All who love Bears Ears, want it protected, and want to know how and why it should be protected, will be rewarded from reading Roberts’s and Burrillo’s books. I have read a half dozen books about this remarkable place, and visited a couple of times, and I gained new perspectives on what is at stake from these books. I come away convinced that national monument status must be achieved and that Indigenous people, members of the Bears Ears Intertribal Coalition who drafted the original monument proposal, must be deeply involved in co-managing the monument with the federal government. Burrillo describes how surprised he was to learn that in the languages of all the tribes involved in the Coalition, “Bears Ears is known as Bears Ears.” Very different languages “have different names for every other area, landform, waterway, animal, vegetable, and mineral in the region.

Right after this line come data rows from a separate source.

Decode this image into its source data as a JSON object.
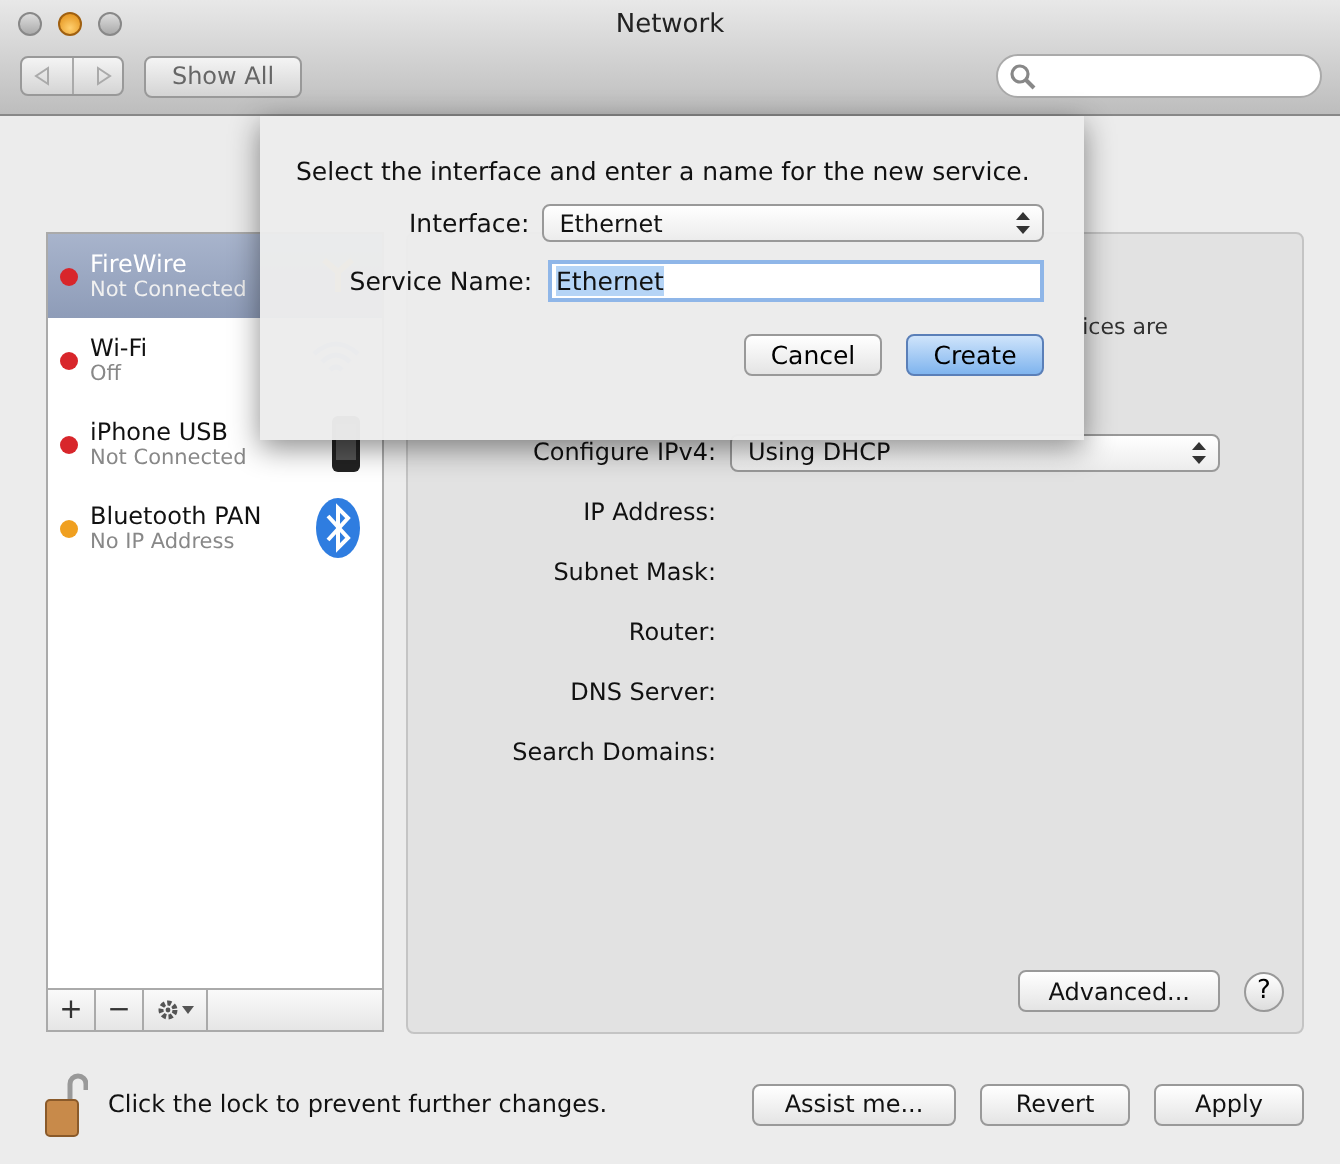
{
  "window": {
    "title": "Network"
  },
  "toolbar": {
    "show_all": "Show All"
  },
  "services": [
    {
      "name": "FireWire",
      "status": "Not Connected",
      "color": "#d8262b",
      "selected": true,
      "kind": "firewire"
    },
    {
      "name": "Wi-Fi",
      "status": "Off",
      "color": "#d8262b",
      "selected": false,
      "kind": "wifi"
    },
    {
      "name": "iPhone USB",
      "status": "Not Connected",
      "color": "#d8262b",
      "selected": false,
      "kind": "iphone"
    },
    {
      "name": "Bluetooth PAN",
      "status": "No IP Address",
      "color": "#f0a020",
      "selected": false,
      "kind": "bluetooth"
    }
  ],
  "list_buttons": [
    "+",
    "−"
  ],
  "panel": {
    "status_text": "ices are",
    "fields": [
      {
        "label": "Configure IPv4:",
        "kind": "dropdown",
        "value": "Using DHCP"
      },
      {
        "label": "IP Address:",
        "kind": "text"
      },
      {
        "label": "Subnet Mask:",
        "kind": "text"
      },
      {
        "label": "Router:",
        "kind": "text"
      },
      {
        "label": "DNS Server:",
        "kind": "text"
      },
      {
        "label": "Search Domains:",
        "kind": "text"
      }
    ],
    "advanced": "Advanced...",
    "help": "?"
  },
  "lock": {
    "text": "Click the lock to prevent further changes.",
    "locked": false
  },
  "buttons": [
    "Assist me...",
    "Revert",
    "Apply"
  ],
  "dialog": {
    "prompt": "Select the interface and enter a name for the new service.",
    "interface": {
      "label": "Interface:",
      "value": "Ethernet"
    },
    "service_name": {
      "label": "Service Name:",
      "value": "Ethernet",
      "text_selected": true
    },
    "buttons": [
      {
        "label": "Cancel",
        "default": false
      },
      {
        "label": "Create",
        "default": true
      }
    ]
  }
}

But they all refer to those twin sandstone formations by their respective terms for the ears of a bear. I know of no other such case, anywhere.”
These people share more than a name for this remarkable place. The rest of America has a stake as well.
Get your own copies of the books here:
- David Roberts, The Bears Ears: A Human History of America’s Most Endangered Wilderness. New York: W.W. Norton & Company, 2021.
- E. Burrillo, Behind the Bears Ears: Exploring the Cultural and Natural Histories of a Sacred Landscape. Salt Lake City: Torrey House Press, 2020.
David Brower, then Executive Director of the Sierra Club, gave a talk at Dartmouth College in 1965 on the threat of dams to Grand Canyon National Park. John, a New Hampshire native who had not yet been to the American West, was flabbergasted. “What Can I do?” he asked. Brower handed him a Sierra Club membership application, and he was hooked, his first big conservation issue being establishment of North Cascades National Park.
After grad school at the University of Oregon, John landed in Bellingham, Washington, a month before the park was created. At Western Washington University he was in on the founding of Huxley College of Environmental Studies, teaching environmental education, history, ethics and literature, ultimately serving as dean of the College.
He taught at Huxley for 44 years, climbing and hiking all over the West, especially in the North Cascades, for research and recreation. Author and editor of several books, including Wilderness in National Parks, John served on the board of the National Parks Conservation Association, the Washington Forest Practices Board, and helped found and build the North Cascades Institute.
Retired and now living near Taos, New Mexico, he continues to work for national parks, wilderness, and rewilding the earth.